Trump, however, denied over and over on Wednesday that he had ever said to Johnson's widow that the sergeant "knew what he signed up for." In a tweet, the president even claimed that he had "proof" that Wilson had "totally fabricated" her account of the call.
When reporters at the White House asked Trump what he said to Sgt. Johnson's widow in their phone call, Trump avoided the question. Instead, he crossed his arms and denied five times in rapid succession ever having told Johnson's widow that her late husband knew what he signed up for.
"I didn't say what that congresswoman said; didn't say it all. She knows it. And she now is not saying it. I did not say what she said, and I'd like her to make the statement again because I did not say what she said. Had a very nice conversation with the woman, with the wife, who was -- sounded like a lovely woman. Did not say what the congresswoman said, and most people aren't too surprised to hear that," Trump said.
"What was the proof, Mr. President?" a reporter asked, referring to Trump's tweet from Wednesday morning.
"Let her make her statement again and then you'll find out," Trump said cryptically, before repeating himself. "Let her make her statement again and then you'll find out."
Shortly after Trump's remarks, Wilson put out a tweet reaffirming her earlier account and chiding the president for not having used Ms. Johnson's name.
Trump's call to Johnson was one of four that the president made Tuesday to the families of U.S. Special Operations soldiers who were killed in Niger earlier this month.
Like presidents before him, Trump has made personal contact with some families of the fallen but not all. What's different is that Trump, alone among them, has picked a political fight over who's done better to honor the war dead and their families.
He placed himself at the top of the list, saying on Tuesday, "I think I've called every family of someone who's died" while past presidents didn't place such calls.
Trump initially claimed that only he among presidents made sure to call families. Obama may have done so on occasion, he said, but "other presidents did not call."
He equivocated Tuesday as the record made plain that his characterization was false. "I don't know," he said of past calls. But he said his own practice was to call all families of the war dead.

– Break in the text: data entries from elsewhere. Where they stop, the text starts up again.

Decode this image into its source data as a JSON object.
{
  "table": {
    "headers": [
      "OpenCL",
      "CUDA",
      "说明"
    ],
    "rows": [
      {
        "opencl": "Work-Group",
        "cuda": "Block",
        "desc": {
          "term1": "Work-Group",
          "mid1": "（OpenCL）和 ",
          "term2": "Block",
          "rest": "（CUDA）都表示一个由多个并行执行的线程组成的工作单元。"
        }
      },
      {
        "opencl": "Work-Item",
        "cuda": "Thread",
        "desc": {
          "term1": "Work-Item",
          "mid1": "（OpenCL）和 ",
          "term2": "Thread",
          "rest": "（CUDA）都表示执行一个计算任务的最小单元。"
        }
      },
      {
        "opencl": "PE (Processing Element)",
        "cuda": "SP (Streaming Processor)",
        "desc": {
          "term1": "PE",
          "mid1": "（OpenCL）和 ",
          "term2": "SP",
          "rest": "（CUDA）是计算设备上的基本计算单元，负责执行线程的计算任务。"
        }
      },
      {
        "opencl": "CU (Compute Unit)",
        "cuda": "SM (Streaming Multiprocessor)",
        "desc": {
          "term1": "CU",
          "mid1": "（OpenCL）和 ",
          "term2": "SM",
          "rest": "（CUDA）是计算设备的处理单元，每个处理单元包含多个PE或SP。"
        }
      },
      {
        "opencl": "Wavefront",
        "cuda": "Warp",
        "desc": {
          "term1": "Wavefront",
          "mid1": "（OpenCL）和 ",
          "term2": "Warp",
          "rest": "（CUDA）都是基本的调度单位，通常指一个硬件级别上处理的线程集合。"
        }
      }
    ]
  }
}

To read more from the Associated Press about previous presidents records of contacting so-called Gold Star families and Trump's own record on this, click here.
The Associated Press contributed to this report.